Problem description
For each line below that includes the word "Transfer", make a copy.
★ ★ ★ ★ ★ ★ ★
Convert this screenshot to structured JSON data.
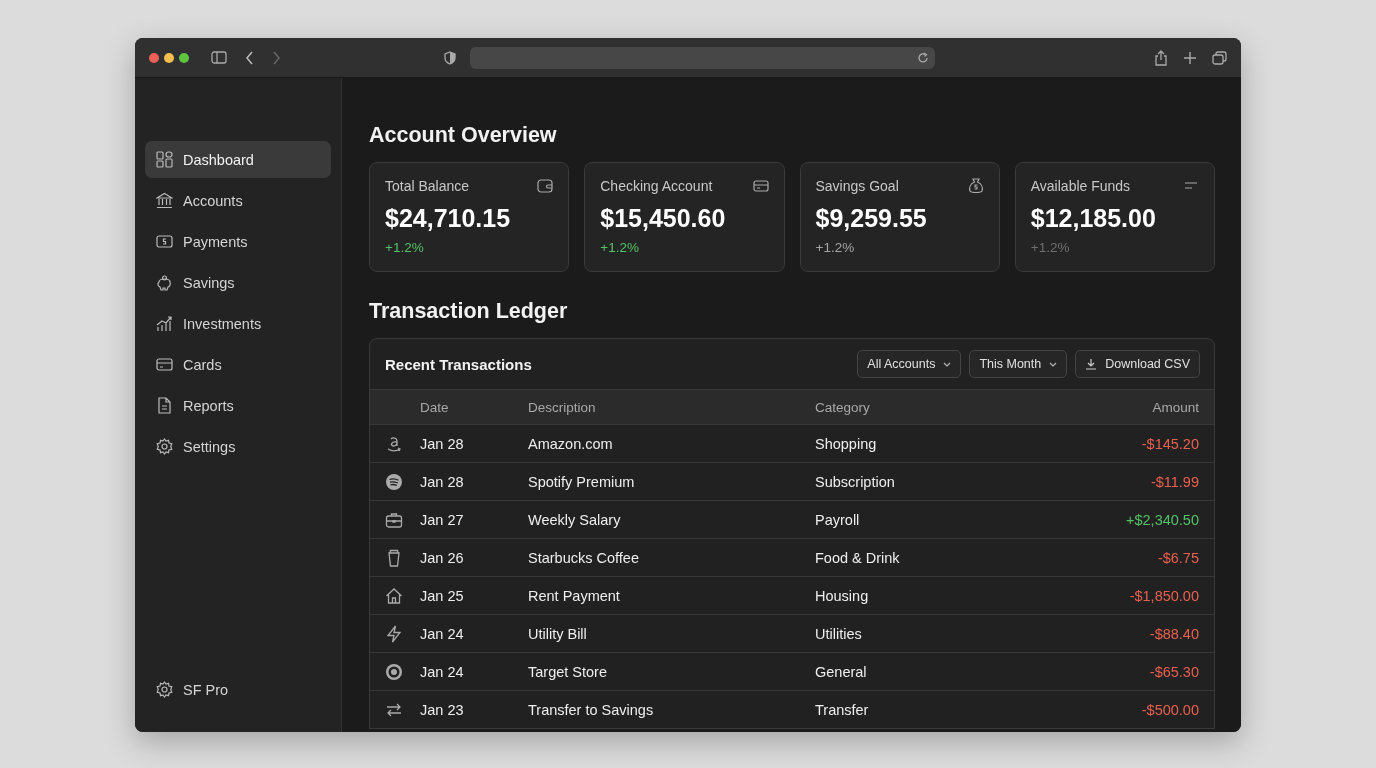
{
  "sidebar": {
    "items": [
      {
        "label": "Dashboard",
        "selected": true
      },
      {
        "label": "Accounts",
        "selected": false
      },
      {
        "label": "Payments",
        "selected": false
      },
      {
        "label": "Savings",
        "selected": false
      },
      {
        "label": "Investments",
        "selected": false
      },
      {
        "label": "Cards",
        "selected": false
      },
      {
        "label": "Reports",
        "selected": false
      },
      {
        "label": "Settings",
        "selected": false
      }
    ],
    "footer": {
      "label": "SF Pro"
    }
  },
  "overview": {
    "title": "Account Overview",
    "cards": [
      {
        "title": "Total Balance",
        "amount": "$24,710.15",
        "change": "+1.2%",
        "kind": "positive"
      },
      {
        "title": "Checking Account",
        "amount": "$15,450.60",
        "change": "+1.2%",
        "kind": "positive"
      },
      {
        "title": "Savings Goal",
        "amount": "$9,259.55",
        "change": "+1.2%",
        "kind": "neutral"
      },
      {
        "title": "Available Funds",
        "amount": "$12,185.00",
        "change": "+1.2%",
        "kind": "muted"
      }
    ]
  },
  "ledger": {
    "title": "Transaction Ledger",
    "panel_title": "Recent Transactions",
    "filters": [
      "All Accounts",
      "This Month"
    ],
    "download": "Download CSV",
    "columns": [
      "Date",
      "Description",
      "Category",
      "Amount"
    ],
    "rows": [
      {
        "date": "Jan 28",
        "description": "Amazon.com",
        "category": "Shopping",
        "amount": "-$145.20",
        "kind": "debit"
      },
      {
        "date": "Jan 28",
        "description": "Spotify Premium",
        "category": "Subscription",
        "amount": "-$11.99",
        "kind": "debit"
      },
      {
        "date": "Jan 27",
        "description": "Weekly Salary",
        "category": "Payroll",
        "amount": "+$2,340.50",
        "kind": "credit"
      },
      {
        "date": "Jan 26",
        "description": "Starbucks Coffee",
        "category": "Food & Drink",
        "amount": "-$6.75",
        "kind": "debit"
      },
      {
        "date": "Jan 25",
        "description": "Rent Payment",
        "category": "Housing",
        "amount": "-$1,850.00",
        "kind": "debit"
      },
      {
        "date": "Jan 24",
        "description": "Utility Bill",
        "category": "Utilities",
        "amount": "-$88.40",
        "kind": "debit"
      },
      {
        "date": "Jan 24",
        "description": "Target Store",
        "category": "General",
        "amount": "-$65.30",
        "kind": "debit"
      },
      {
        "date": "Jan 23",
        "description": "Transfer to Savings",
        "category": "Transfer",
        "amount": "-$500.00",
        "kind": "debit"
      }
    ]
  }
}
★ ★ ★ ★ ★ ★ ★
Exercise answer
        "description": "Transfer to Savings",
        "category": "Transfer",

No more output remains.